List every line in this data where the string "Gerät" occurs.

= = = = = = =

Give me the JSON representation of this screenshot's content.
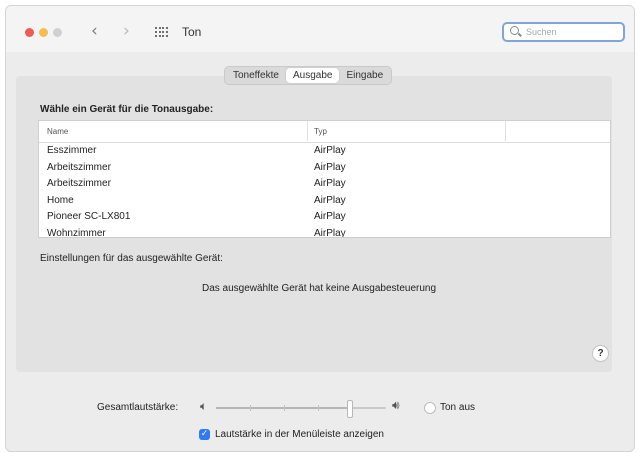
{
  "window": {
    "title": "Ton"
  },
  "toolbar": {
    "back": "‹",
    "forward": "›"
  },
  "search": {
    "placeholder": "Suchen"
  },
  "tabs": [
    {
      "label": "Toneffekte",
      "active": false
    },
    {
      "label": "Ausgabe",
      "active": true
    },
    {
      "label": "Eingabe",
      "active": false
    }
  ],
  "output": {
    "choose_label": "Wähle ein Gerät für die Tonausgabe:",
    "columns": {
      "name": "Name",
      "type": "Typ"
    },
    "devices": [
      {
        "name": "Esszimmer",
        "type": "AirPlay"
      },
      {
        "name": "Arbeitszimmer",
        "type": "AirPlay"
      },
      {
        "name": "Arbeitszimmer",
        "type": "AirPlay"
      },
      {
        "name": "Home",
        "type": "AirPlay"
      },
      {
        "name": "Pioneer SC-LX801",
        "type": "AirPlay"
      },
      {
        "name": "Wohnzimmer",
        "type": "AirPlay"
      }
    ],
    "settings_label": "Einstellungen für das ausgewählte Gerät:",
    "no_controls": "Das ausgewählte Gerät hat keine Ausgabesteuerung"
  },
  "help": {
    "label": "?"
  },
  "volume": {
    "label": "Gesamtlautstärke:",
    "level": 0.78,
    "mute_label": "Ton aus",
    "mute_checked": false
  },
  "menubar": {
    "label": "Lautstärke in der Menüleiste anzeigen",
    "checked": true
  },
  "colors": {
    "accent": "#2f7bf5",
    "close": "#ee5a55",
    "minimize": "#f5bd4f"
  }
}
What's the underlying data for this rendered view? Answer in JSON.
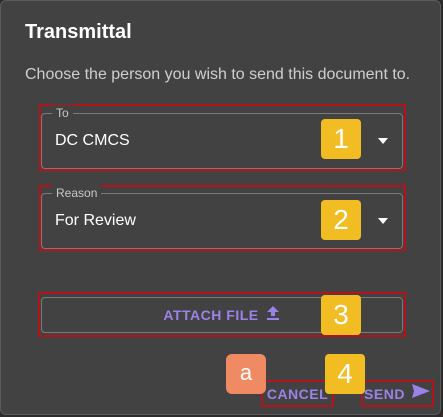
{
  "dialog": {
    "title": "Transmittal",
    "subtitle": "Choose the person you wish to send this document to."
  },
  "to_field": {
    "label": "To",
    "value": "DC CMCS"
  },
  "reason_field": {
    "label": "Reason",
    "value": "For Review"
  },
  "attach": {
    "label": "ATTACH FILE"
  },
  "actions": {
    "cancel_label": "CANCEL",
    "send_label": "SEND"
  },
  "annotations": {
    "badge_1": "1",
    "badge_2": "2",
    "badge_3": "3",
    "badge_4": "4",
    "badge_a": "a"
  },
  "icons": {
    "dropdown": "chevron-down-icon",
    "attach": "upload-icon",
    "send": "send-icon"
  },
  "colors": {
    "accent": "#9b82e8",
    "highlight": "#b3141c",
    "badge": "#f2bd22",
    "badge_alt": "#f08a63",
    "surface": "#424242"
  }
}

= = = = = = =

TASK RESULT ▸
    "choose_label": "Wähle ein Gerät für die Tonausgabe:",
    "settings_label": "Einstellungen für das ausgewählte Gerät:",
    "no_controls": "Das ausgewählte Gerät hat keine Ausgabesteuerung"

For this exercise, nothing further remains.